▶ WHAT THE TASK ASKS:
If a line in the records contains the string "trips", show that line.

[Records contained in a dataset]
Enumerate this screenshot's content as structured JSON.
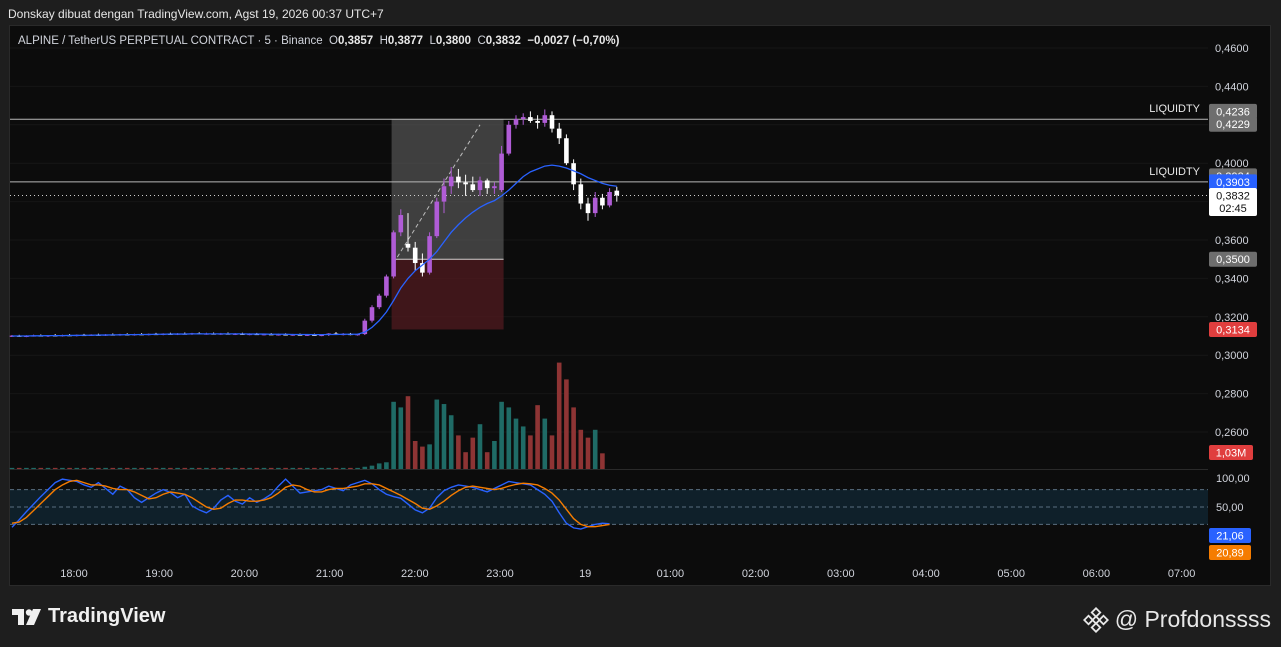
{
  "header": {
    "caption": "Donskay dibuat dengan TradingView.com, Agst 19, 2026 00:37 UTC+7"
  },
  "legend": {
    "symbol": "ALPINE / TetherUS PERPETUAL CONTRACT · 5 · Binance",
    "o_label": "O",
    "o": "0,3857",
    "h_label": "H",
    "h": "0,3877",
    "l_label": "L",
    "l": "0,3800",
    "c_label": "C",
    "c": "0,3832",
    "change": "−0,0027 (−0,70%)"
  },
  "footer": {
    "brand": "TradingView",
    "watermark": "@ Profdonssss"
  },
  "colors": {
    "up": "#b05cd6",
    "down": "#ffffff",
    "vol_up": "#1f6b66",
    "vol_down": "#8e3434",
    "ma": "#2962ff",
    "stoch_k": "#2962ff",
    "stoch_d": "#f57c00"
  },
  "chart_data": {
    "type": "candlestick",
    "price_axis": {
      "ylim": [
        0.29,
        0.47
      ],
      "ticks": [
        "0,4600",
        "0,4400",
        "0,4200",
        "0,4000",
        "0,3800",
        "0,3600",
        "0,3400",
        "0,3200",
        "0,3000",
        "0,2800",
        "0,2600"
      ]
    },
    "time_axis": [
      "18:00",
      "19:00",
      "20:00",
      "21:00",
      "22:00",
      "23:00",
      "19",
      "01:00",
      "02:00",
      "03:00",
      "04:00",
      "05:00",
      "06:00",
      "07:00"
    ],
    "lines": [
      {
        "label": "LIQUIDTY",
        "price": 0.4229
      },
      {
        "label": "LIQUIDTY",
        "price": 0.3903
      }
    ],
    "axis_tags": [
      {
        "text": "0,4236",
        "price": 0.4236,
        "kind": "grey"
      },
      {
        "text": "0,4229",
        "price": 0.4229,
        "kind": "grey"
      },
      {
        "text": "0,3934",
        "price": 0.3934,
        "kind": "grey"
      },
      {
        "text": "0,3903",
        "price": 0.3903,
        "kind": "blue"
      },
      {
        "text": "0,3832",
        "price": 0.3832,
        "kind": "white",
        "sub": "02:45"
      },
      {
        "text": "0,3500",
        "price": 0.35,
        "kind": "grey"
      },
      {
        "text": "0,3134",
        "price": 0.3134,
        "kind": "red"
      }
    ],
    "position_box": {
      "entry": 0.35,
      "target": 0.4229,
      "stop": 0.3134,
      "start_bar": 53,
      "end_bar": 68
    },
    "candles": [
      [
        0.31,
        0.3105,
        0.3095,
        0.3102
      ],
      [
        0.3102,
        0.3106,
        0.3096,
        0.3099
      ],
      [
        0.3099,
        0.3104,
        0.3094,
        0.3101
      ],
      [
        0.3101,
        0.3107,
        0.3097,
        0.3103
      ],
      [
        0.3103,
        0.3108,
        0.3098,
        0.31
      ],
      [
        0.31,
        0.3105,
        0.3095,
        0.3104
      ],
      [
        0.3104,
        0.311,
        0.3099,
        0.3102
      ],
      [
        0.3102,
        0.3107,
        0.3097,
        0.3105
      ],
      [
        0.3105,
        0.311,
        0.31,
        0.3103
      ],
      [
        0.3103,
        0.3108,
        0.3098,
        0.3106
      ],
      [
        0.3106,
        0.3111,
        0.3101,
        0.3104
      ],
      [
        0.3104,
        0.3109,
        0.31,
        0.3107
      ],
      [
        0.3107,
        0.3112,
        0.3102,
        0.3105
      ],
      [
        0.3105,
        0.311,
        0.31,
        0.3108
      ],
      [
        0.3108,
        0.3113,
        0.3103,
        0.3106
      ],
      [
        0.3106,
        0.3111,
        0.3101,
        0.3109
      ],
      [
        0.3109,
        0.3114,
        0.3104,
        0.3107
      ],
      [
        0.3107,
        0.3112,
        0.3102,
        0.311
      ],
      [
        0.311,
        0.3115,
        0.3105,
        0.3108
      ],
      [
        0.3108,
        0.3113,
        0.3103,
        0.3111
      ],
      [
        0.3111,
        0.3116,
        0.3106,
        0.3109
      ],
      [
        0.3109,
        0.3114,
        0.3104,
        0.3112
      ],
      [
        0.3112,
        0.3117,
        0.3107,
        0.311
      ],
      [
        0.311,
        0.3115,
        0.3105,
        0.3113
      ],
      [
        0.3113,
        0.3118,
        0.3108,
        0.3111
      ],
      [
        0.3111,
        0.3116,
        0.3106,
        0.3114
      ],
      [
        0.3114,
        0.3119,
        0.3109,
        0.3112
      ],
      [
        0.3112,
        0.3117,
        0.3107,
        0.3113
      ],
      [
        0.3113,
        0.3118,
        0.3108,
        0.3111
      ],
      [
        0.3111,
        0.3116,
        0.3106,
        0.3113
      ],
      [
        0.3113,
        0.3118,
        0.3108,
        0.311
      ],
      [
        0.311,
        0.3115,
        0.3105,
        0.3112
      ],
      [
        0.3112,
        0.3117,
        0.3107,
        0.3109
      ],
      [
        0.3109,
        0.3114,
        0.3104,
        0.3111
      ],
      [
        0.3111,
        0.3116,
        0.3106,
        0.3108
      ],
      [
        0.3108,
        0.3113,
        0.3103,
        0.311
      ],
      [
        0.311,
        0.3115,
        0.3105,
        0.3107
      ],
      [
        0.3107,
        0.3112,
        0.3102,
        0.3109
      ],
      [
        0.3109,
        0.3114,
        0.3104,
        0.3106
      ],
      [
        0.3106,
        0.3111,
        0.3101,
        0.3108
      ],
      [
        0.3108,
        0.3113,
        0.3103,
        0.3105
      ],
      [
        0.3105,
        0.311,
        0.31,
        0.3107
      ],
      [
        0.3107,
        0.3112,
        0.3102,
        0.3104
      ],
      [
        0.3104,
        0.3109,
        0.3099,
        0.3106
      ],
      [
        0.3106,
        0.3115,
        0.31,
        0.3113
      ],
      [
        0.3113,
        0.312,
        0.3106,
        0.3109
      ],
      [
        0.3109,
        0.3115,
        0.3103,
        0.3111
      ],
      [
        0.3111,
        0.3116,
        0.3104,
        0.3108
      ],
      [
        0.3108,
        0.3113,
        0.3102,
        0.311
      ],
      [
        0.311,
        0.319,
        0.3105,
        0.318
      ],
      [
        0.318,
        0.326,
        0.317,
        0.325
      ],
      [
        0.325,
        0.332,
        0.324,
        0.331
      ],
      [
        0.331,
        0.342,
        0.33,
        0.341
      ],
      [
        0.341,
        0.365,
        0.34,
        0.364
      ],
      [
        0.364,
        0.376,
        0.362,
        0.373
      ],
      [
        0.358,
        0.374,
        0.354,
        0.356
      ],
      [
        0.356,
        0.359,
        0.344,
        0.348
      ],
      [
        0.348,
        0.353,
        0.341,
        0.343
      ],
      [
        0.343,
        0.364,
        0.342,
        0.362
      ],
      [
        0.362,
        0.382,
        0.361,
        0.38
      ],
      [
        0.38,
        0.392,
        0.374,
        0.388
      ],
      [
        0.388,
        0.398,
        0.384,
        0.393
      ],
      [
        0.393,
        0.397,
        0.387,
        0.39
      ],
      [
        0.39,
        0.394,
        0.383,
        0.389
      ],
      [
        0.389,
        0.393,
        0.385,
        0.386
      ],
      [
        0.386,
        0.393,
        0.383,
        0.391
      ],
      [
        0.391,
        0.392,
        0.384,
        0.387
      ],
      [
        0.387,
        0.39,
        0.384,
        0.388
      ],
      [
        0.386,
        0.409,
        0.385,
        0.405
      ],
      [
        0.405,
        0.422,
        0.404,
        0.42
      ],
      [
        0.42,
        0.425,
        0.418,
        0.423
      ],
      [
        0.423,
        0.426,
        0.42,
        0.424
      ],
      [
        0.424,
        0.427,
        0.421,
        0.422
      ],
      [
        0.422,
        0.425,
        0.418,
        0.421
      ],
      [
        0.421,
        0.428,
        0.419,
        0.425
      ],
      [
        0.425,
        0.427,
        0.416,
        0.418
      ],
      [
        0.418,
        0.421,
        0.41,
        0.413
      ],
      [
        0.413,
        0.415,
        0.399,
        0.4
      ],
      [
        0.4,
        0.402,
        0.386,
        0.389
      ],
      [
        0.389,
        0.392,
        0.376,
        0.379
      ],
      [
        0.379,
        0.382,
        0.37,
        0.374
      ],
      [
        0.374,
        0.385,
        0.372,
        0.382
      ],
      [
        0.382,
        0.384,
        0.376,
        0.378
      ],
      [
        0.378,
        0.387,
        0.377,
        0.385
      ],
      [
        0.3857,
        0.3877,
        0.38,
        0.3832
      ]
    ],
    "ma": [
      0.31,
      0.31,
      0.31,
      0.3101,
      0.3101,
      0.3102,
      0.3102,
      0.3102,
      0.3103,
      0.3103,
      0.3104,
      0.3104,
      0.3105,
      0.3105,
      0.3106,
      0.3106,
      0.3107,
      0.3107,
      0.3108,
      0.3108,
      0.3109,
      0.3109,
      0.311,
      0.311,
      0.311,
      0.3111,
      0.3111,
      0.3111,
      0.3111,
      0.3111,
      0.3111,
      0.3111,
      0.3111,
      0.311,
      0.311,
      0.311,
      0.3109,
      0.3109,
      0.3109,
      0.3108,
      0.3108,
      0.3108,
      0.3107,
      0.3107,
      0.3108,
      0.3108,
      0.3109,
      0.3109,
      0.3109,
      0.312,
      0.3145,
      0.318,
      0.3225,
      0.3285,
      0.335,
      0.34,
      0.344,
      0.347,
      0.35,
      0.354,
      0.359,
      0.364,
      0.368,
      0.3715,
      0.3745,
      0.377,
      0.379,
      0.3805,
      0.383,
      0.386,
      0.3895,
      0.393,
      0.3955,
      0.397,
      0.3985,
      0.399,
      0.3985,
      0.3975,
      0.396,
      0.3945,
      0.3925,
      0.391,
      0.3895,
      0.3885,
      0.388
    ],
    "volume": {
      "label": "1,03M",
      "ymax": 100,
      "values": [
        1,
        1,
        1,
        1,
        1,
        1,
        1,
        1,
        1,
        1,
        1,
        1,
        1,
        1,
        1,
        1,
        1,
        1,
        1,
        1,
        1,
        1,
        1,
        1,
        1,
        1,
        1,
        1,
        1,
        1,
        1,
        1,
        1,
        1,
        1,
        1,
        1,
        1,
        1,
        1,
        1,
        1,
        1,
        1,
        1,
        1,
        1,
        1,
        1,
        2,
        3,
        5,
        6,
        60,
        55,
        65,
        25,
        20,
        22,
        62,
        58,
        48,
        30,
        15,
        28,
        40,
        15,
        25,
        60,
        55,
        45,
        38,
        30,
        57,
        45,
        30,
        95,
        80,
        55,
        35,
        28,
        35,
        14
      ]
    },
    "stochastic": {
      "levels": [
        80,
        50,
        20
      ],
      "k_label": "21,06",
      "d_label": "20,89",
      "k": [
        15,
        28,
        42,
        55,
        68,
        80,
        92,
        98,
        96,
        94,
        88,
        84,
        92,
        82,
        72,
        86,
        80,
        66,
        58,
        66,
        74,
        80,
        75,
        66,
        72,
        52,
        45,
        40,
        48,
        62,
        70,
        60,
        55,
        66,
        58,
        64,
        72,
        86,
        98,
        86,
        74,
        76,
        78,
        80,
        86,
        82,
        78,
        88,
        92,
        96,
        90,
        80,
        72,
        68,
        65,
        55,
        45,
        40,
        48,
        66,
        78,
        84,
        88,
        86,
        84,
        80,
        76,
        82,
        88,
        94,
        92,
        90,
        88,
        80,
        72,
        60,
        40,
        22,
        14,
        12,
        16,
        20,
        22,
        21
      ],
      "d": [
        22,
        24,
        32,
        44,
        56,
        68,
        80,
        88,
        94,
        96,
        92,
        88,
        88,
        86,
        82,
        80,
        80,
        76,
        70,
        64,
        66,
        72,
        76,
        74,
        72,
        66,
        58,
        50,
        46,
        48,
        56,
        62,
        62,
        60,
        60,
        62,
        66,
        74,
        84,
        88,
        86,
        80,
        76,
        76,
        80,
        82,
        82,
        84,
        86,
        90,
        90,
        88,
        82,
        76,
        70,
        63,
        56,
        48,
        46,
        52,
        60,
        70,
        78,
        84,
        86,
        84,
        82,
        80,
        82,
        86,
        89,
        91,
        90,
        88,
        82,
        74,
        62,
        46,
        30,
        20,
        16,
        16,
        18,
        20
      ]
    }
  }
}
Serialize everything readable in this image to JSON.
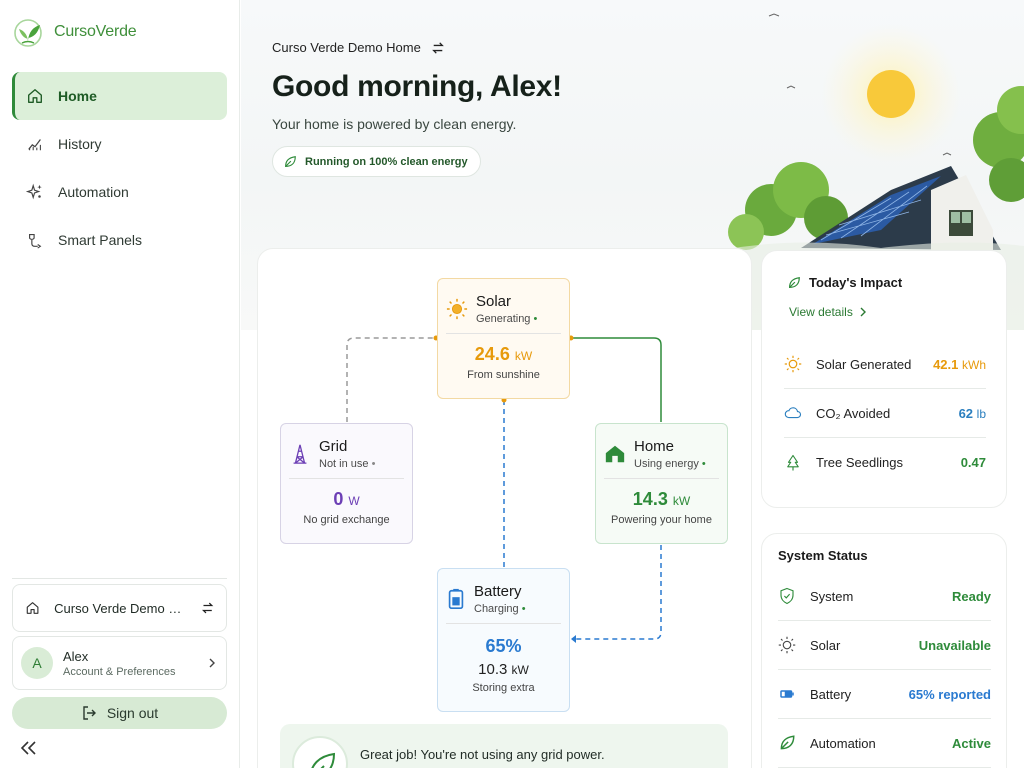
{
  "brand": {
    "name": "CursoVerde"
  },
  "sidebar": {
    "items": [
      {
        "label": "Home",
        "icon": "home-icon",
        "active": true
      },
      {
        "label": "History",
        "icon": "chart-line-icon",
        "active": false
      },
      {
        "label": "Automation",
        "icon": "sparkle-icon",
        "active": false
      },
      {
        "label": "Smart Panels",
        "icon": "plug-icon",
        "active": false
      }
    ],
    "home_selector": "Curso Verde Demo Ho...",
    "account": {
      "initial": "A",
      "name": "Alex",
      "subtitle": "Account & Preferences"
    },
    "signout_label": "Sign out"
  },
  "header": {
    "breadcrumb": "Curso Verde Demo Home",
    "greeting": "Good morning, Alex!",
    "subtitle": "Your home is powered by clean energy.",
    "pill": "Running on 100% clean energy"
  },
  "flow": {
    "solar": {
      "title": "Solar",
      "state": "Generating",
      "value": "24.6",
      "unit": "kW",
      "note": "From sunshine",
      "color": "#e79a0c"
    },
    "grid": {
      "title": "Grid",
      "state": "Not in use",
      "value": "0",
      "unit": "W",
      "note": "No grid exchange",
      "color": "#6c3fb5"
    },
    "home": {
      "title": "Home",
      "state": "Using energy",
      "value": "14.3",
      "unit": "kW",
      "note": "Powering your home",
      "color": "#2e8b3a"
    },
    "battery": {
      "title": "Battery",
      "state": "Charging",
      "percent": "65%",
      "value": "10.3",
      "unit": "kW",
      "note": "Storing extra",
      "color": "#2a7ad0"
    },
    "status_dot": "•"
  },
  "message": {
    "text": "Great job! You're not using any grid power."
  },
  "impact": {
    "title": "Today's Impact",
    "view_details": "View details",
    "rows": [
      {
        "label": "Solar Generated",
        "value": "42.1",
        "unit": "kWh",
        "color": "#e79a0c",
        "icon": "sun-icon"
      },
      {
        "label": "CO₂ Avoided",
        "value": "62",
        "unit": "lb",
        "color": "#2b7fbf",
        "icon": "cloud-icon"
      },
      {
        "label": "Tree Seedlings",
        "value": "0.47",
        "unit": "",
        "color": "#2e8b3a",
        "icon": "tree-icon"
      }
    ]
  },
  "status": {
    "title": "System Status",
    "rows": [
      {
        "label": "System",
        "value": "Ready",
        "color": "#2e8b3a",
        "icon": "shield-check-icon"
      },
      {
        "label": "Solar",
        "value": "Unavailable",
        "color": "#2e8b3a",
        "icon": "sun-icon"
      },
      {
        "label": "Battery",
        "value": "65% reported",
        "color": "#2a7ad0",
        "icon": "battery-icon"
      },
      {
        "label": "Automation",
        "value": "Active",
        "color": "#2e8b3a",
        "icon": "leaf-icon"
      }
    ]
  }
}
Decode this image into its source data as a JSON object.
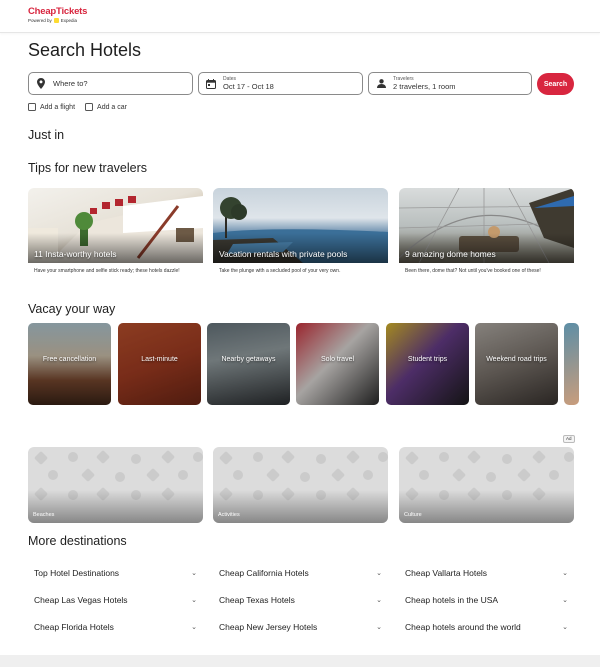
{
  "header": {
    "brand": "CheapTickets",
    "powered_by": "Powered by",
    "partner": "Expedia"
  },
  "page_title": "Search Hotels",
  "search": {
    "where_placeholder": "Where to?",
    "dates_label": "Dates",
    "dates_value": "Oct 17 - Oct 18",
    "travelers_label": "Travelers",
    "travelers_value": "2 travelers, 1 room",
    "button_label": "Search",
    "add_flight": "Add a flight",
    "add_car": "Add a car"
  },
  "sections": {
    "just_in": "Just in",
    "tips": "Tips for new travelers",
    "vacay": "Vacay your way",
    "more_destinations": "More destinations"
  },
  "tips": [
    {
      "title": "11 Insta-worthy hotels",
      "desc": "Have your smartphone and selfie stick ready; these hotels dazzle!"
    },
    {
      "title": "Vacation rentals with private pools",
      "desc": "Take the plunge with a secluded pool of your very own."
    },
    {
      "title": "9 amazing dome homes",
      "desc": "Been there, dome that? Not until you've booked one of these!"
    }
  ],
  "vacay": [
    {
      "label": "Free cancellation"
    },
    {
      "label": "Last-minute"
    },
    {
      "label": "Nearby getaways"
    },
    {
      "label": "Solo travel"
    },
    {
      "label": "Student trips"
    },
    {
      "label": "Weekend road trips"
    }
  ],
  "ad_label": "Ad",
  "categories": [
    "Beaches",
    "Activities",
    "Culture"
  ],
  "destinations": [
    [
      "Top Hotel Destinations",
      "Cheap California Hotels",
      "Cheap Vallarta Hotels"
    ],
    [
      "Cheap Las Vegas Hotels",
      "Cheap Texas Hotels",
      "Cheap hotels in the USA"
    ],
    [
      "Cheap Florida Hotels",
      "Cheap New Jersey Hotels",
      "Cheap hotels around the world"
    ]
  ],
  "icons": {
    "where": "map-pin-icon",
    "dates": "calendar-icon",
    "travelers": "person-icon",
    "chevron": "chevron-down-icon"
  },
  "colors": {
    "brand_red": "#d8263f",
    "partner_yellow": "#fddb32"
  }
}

▶ FINISHED EXERCISE:
      "label": "Student trips"
      "label": "Weekend road trips"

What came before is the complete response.